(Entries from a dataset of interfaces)
***

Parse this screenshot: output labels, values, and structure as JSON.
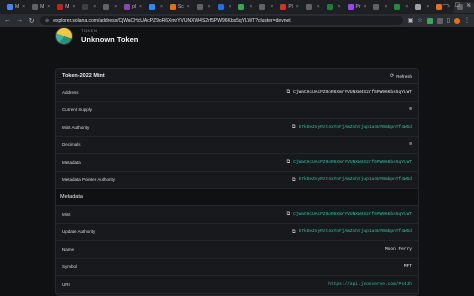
{
  "browser": {
    "tabs": [
      {
        "label": "M",
        "color": "#4285f4"
      },
      {
        "label": "M",
        "color": "#5f6368"
      },
      {
        "label": "M",
        "color": "#c5221f"
      },
      {
        "label": "",
        "color": "#3c4043"
      },
      {
        "label": "",
        "color": "#5f6368"
      },
      {
        "label": "pl",
        "color": "#8e44ad"
      },
      {
        "label": "",
        "color": "#2d8cff"
      },
      {
        "label": "Sc",
        "color": "#e37400"
      },
      {
        "label": "",
        "color": "#5f6368"
      },
      {
        "label": "",
        "color": "#1a73e8"
      },
      {
        "label": "",
        "color": "#34a853"
      },
      {
        "label": "",
        "color": "#5f6368"
      },
      {
        "label": "Pl",
        "color": "#d93025"
      },
      {
        "label": "",
        "color": "#5f6368"
      },
      {
        "label": "",
        "color": "#188038"
      },
      {
        "label": "Pr",
        "color": "#a142f4"
      },
      {
        "label": "",
        "color": "#5f6368"
      },
      {
        "label": "",
        "color": "#1e8e3e"
      },
      {
        "label": "",
        "color": "#9aa0a6"
      },
      {
        "label": "",
        "color": "#e8710a"
      },
      {
        "label": "",
        "color": "#5f6368"
      }
    ],
    "url": "explorer.solana.com/address/CjWaCHcUAcPZ9oR6XmrYVUNXW4S2rf5PW96Kbs5qYLWT?cluster=devnet"
  },
  "token": {
    "kicker": "TOKEN",
    "title": "Unknown Token"
  },
  "card": {
    "title": "Token-2022 Mint",
    "refresh_label": "Refresh",
    "rows": [
      {
        "label": "Address",
        "value": "CjWaCHcUAcPZ9oR6XmrYVUNXW4S2rf5PW96Kbs5qYLWT",
        "link": false
      },
      {
        "label": "Current Supply",
        "value": "0",
        "link": false
      },
      {
        "label": "Mint Authority",
        "value": "G7kDeZvyRzt4xYnFjAmZohtjup1a4UYBmbpnTf4WGd",
        "link": true
      },
      {
        "label": "Decimals",
        "value": "9",
        "link": false
      },
      {
        "label": "Metadata",
        "value": "CjWaCHcUAcPZ9oR6XmrYVUNXW4S2rf5PW96Kbs5qYLWT",
        "link": true
      },
      {
        "label": "Metadata Pointer Authority",
        "value": "G7kDeZvyRzt4xYnFjAmZohtjup1a4UYBmbpnTf4WGd",
        "link": true
      }
    ],
    "metadata_section": "Metadata",
    "metadata_rows": [
      {
        "label": "Mint",
        "value": "CjWaCHcUAcPZ9oR6XmrYVUNXW4S2rf5PW96Kbs5qYLWT",
        "link": true
      },
      {
        "label": "Update Authority",
        "value": "G7kDeZvyRzt4xYnFjAmZohtjup1a4UYBmbpnTf4WGd",
        "link": true
      },
      {
        "label": "Name",
        "value": "Moon Ferry",
        "link": false
      },
      {
        "label": "Symbol",
        "value": "MFT",
        "link": false
      },
      {
        "label": "URI",
        "value": "https://api.jsonserve.com/Ps4Jh",
        "link": true
      }
    ]
  }
}
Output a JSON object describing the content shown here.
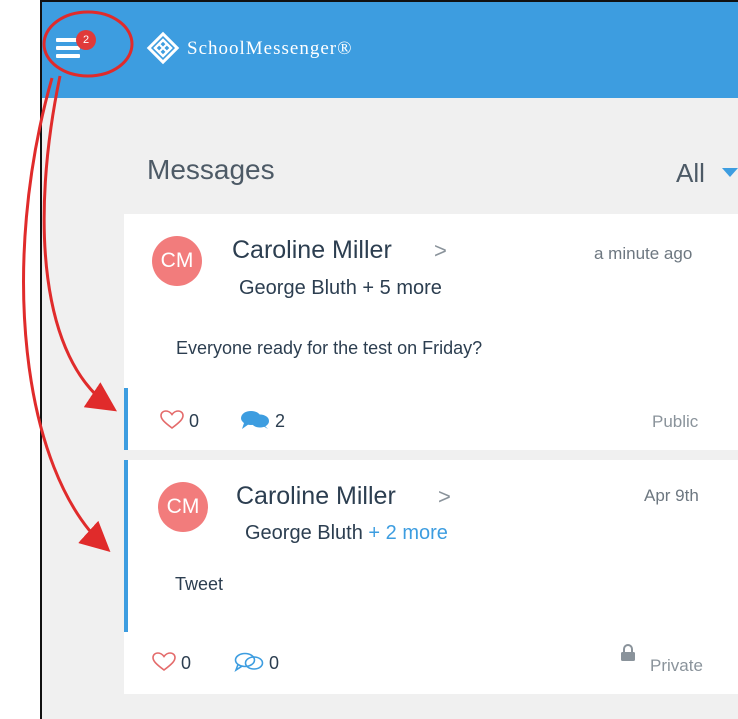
{
  "header": {
    "menu_badge": "2",
    "brand_name": "SchoolMessenger®",
    "logo_icon": "school-messenger-logo-icon",
    "menu_icon": "hamburger-menu-icon"
  },
  "messages": {
    "title": "Messages",
    "filter_label": "All",
    "items": [
      {
        "avatar": "CM",
        "sender": "Caroline Miller",
        "recipients_name": "George Bluth",
        "recipients_more": " + 5 more",
        "time": "a minute ago",
        "body": "Everyone ready for the test on Friday?",
        "likes": "0",
        "comments": "2",
        "visibility": "Public"
      },
      {
        "avatar": "CM",
        "sender": "Caroline Miller",
        "recipients_name": "George Bluth",
        "recipients_more": " + 2 more",
        "time": "Apr 9th",
        "body": "Tweet",
        "likes": "0",
        "comments": "0",
        "visibility": "Private"
      }
    ]
  },
  "colors": {
    "header_blue": "#3d9de0",
    "avatar_red": "#f27c7c",
    "annotation_red": "#e02b2b",
    "badge_red": "#e03a3a"
  }
}
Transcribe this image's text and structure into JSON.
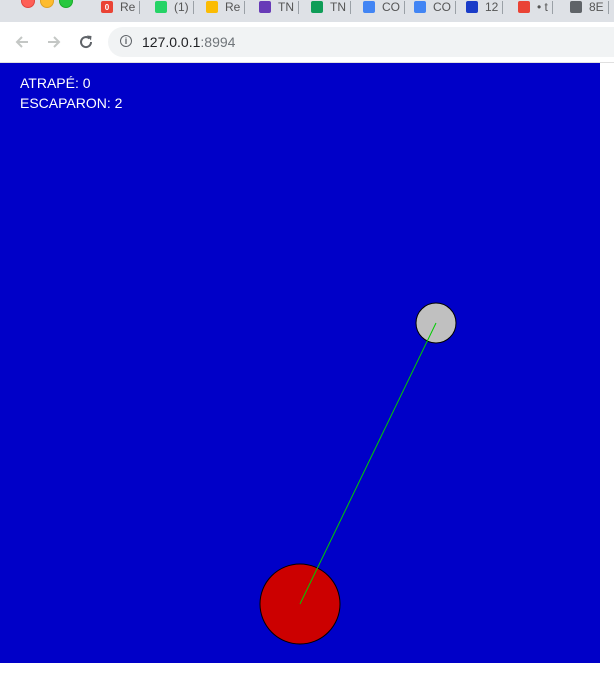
{
  "browser": {
    "tabs": [
      {
        "title": "Re",
        "icon": "gmail-icon",
        "color": "#ea4335",
        "badge": "0"
      },
      {
        "title": "(1)",
        "icon": "whatsapp-icon",
        "color": "#25d366"
      },
      {
        "title": "Re",
        "icon": "google-drive-icon",
        "color": "#fbbc04"
      },
      {
        "title": "TN",
        "icon": "google-forms-icon",
        "color": "#673ab7"
      },
      {
        "title": "TN",
        "icon": "google-sheets-icon",
        "color": "#0f9d58"
      },
      {
        "title": "CO",
        "icon": "google-docs-icon",
        "color": "#4285f4"
      },
      {
        "title": "CO",
        "icon": "google-docs-icon",
        "color": "#4285f4"
      },
      {
        "title": "12",
        "icon": "circle-icon",
        "color": "#1a3cc8"
      },
      {
        "title": "• t",
        "icon": "google-notify-icon",
        "color": "#ea4335"
      },
      {
        "title": "8E",
        "icon": "globe-icon",
        "color": "#5f6368"
      }
    ],
    "url_host": "127.0.0.1",
    "url_port": ":8994"
  },
  "game": {
    "background": "#0000c8",
    "hud": {
      "caught_label": "ATRAPÉ: 0",
      "escaped_label": "ESCAPARON: 2"
    },
    "player": {
      "color": "#cc0000"
    },
    "target": {
      "color": "#c0c0c0"
    },
    "tether": {
      "color": "#00cc00"
    }
  }
}
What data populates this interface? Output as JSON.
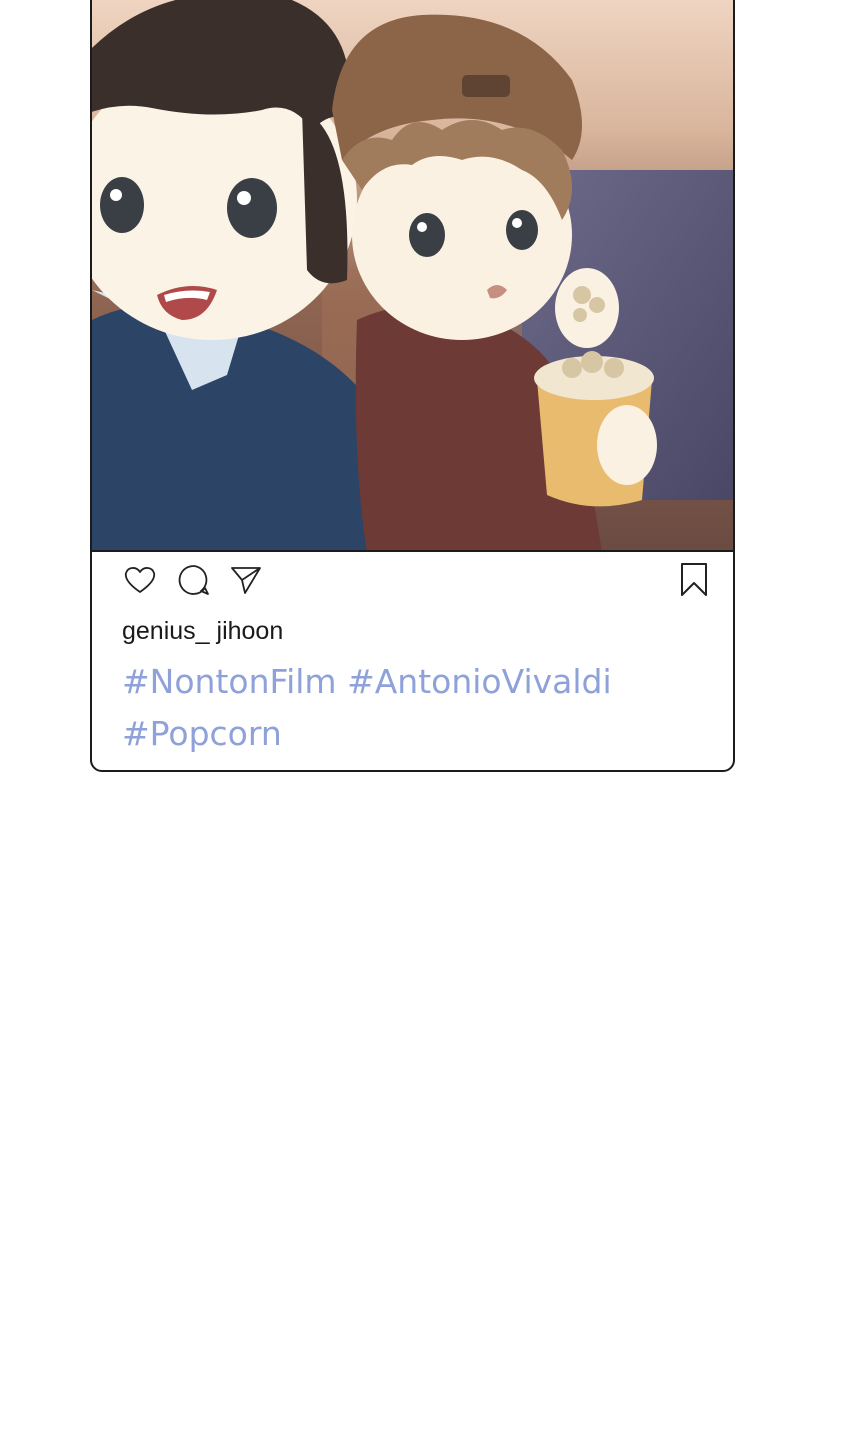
{
  "post": {
    "username": "genius_ jihoon",
    "hashtags": [
      "#NontonFilm",
      "#AntonioVivaldi",
      "#Popcorn"
    ],
    "image": {
      "description_icon": "illustration-two-kids-popcorn-icon"
    },
    "actions": {
      "like_icon": "heart-icon",
      "comment_icon": "speech-bubble-icon",
      "share_icon": "paper-plane-icon",
      "save_icon": "bookmark-icon"
    }
  },
  "colors": {
    "hashtag": "#8ea2d9",
    "border": "#1b1b1b",
    "background": "#ffffff"
  }
}
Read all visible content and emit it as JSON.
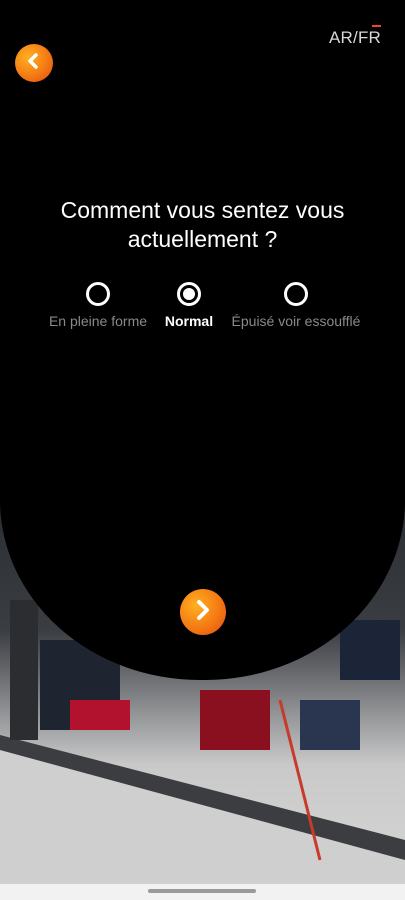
{
  "header": {
    "language_switch": "AR/FR",
    "back_icon": "chevron-left-icon"
  },
  "question": {
    "text": "Comment vous sentez vous actuellement ?"
  },
  "options": [
    {
      "label": "En pleine forme",
      "selected": false
    },
    {
      "label": "Normal",
      "selected": true
    },
    {
      "label": "Épuisé voir essoufflé",
      "selected": false
    }
  ],
  "footer": {
    "next_icon": "chevron-right-icon"
  },
  "colors": {
    "accent_start": "#ffb020",
    "accent_end": "#e24a10",
    "panel": "#000000",
    "unselected_text": "#8a8a8a"
  }
}
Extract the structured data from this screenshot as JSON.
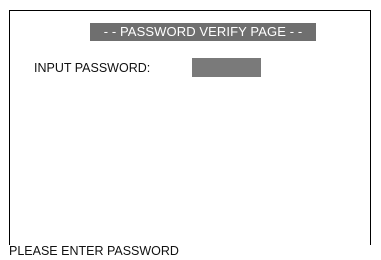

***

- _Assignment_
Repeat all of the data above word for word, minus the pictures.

- _Result of the exercise_
Parse this screenshot: output labels, values, and structure as JSON.
{
  "browser": {
    "tabs": [
      {
        "label": "M",
        "color": "#4285f4"
      },
      {
        "label": "M",
        "color": "#5f6368"
      },
      {
        "label": "M",
        "color": "#c5221f"
      },
      {
        "label": "",
        "color": "#3c4043"
      },
      {
        "label": "",
        "color": "#5f6368"
      },
      {
        "label": "pl",
        "color": "#8e44ad"
      },
      {
        "label": "",
        "color": "#2d8cff"
      },
      {
        "label": "Sc",
        "color": "#e37400"
      },
      {
        "label": "",
        "color": "#5f6368"
      },
      {
        "label": "",
        "color": "#1a73e8"
      },
      {
        "label": "",
        "color": "#34a853"
      },
      {
        "label": "",
        "color": "#5f6368"
      },
      {
        "label": "Pl",
        "color": "#d93025"
      },
      {
        "label": "",
        "color": "#5f6368"
      },
      {
        "label": "",
        "color": "#188038"
      },
      {
        "label": "Pr",
        "color": "#a142f4"
      },
      {
        "label": "",
        "color": "#5f6368"
      },
      {
        "label": "",
        "color": "#1e8e3e"
      },
      {
        "label": "",
        "color": "#9aa0a6"
      },
      {
        "label": "",
        "color": "#e8710a"
      },
      {
        "label": "",
        "color": "#5f6368"
      }
    ],
    "url": "explorer.solana.com/address/CjWaCHcUAcPZ9oR6XmrYVUNXW4S2rf5PW96Kbs5qYLWT?cluster=devnet"
  },
  "token": {
    "kicker": "TOKEN",
    "title": "Unknown Token"
  },
  "card": {
    "title": "Token-2022 Mint",
    "refresh_label": "Refresh",
    "rows": [
      {
        "label": "Address",
        "value": "CjWaCHcUAcPZ9oR6XmrYVUNXW4S2rf5PW96Kbs5qYLWT",
        "link": false
      },
      {
        "label": "Current Supply",
        "value": "0",
        "link": false
      },
      {
        "label": "Mint Authority",
        "value": "G7kDeZvyRzt4xYnFjAmZohtjup1a4UYBmbpnTf4WGd",
        "link": true
      },
      {
        "label": "Decimals",
        "value": "9",
        "link": false
      },
      {
        "label": "Metadata",
        "value": "CjWaCHcUAcPZ9oR6XmrYVUNXW4S2rf5PW96Kbs5qYLWT",
        "link": true
      },
      {
        "label": "Metadata Pointer Authority",
        "value": "G7kDeZvyRzt4xYnFjAmZohtjup1a4UYBmbpnTf4WGd",
        "link": true
      }
    ],
    "metadata_section": "Metadata",
    "metadata_rows": [
      {
        "label": "Mint",
        "value": "CjWaCHcUAcPZ9oR6XmrYVUNXW4S2rf5PW96Kbs5qYLWT",
        "link": true
      },
      {
        "label": "Update Authority",
        "value": "G7kDeZvyRzt4xYnFjAmZohtjup1a4UYBmbpnTf4WGd",
        "link": true
      },
      {
        "label": "Name",
        "value": "Moon Ferry",
        "link": false
      },
      {
        "label": "Symbol",
        "value": "MFT",
        "link": false
      },
      {
        "label": "URI",
        "value": "https://api.jsonserve.com/Ps4Jh",
        "link": true
      }
    ]
  }
}
Output a JSON object describing the content shown here.
{
  "header": {
    "menu_badge": "2",
    "brand_name": "SchoolMessenger®",
    "logo_icon": "school-messenger-logo-icon",
    "menu_icon": "hamburger-menu-icon"
  },
  "messages": {
    "title": "Messages",
    "filter_label": "All",
    "items": [
      {
        "avatar": "CM",
        "sender": "Caroline Miller",
        "recipients_name": "George Bluth",
        "recipients_more": " + 5 more",
        "time": "a minute ago",
        "body": "Everyone ready for the test on Friday?",
        "likes": "0",
        "comments": "2",
        "visibility": "Public"
      },
      {
        "avatar": "CM",
        "sender": "Caroline Miller",
        "recipients_name": "George Bluth",
        "recipients_more": " + 2 more",
        "time": "Apr 9th",
        "body": "Tweet",
        "likes": "0",
        "comments": "0",
        "visibility": "Private"
      }
    ]
  },
  "colors": {
    "header_blue": "#3d9de0",
    "avatar_red": "#f27c7c",
    "annotation_red": "#e02b2b",
    "badge_red": "#e03a3a"
  }
}
Transcribe this image's text and structure into JSON.
{
  "browser": {
    "tabs": [
      {
        "title": "Re",
        "icon": "gmail-icon",
        "color": "#ea4335",
        "badge": "0"
      },
      {
        "title": "(1)",
        "icon": "whatsapp-icon",
        "color": "#25d366"
      },
      {
        "title": "Re",
        "icon": "google-drive-icon",
        "color": "#fbbc04"
      },
      {
        "title": "TN",
        "icon": "google-forms-icon",
        "color": "#673ab7"
      },
      {
        "title": "TN",
        "icon": "google-sheets-icon",
        "color": "#0f9d58"
      },
      {
        "title": "CO",
        "icon": "google-docs-icon",
        "color": "#4285f4"
      },
      {
        "title": "CO",
        "icon": "google-docs-icon",
        "color": "#4285f4"
      },
      {
        "title": "12",
        "icon": "circle-icon",
        "color": "#1a3cc8"
      },
      {
        "title": "• t",
        "icon": "google-notify-icon",
        "color": "#ea4335"
      },
      {
        "title": "8E",
        "icon": "globe-icon",
        "color": "#5f6368"
      }
    ],
    "url_host": "127.0.0.1",
    "url_port": ":8994"
  },
  "game": {
    "background": "#0000c8",
    "hud": {
      "caught_label": "ATRAPÉ: 0",
      "escaped_label": "ESCAPARON: 2"
    },
    "player": {
      "color": "#cc0000"
    },
    "target": {
      "color": "#c0c0c0"
    },
    "tether": {
      "color": "#00cc00"
    }
  }
}
What data populates this interface? Output as JSON.
{
  "post": {
    "username": "genius_ jihoon",
    "hashtags": [
      "#NontonFilm",
      "#AntonioVivaldi",
      "#Popcorn"
    ],
    "image": {
      "description_icon": "illustration-two-kids-popcorn-icon"
    },
    "actions": {
      "like_icon": "heart-icon",
      "comment_icon": "speech-bubble-icon",
      "share_icon": "paper-plane-icon",
      "save_icon": "bookmark-icon"
    }
  },
  "colors": {
    "hashtag": "#8ea2d9",
    "border": "#1b1b1b",
    "background": "#ffffff"
  }
}
Read all visible content and emit it as JSON.
{
  "header": {
    "language_switch": "AR/FR",
    "back_icon": "chevron-left-icon"
  },
  "question": {
    "text": "Comment vous sentez vous actuellement ?"
  },
  "options": [
    {
      "label": "En pleine forme",
      "selected": false
    },
    {
      "label": "Normal",
      "selected": true
    },
    {
      "label": "Épuisé voir essoufflé",
      "selected": false
    }
  ],
  "footer": {
    "next_icon": "chevron-right-icon"
  },
  "colors": {
    "accent_start": "#ffb020",
    "accent_end": "#e24a10",
    "panel": "#000000",
    "unselected_text": "#8a8a8a"
  }
}
Extract the structured data from this screenshot as JSON.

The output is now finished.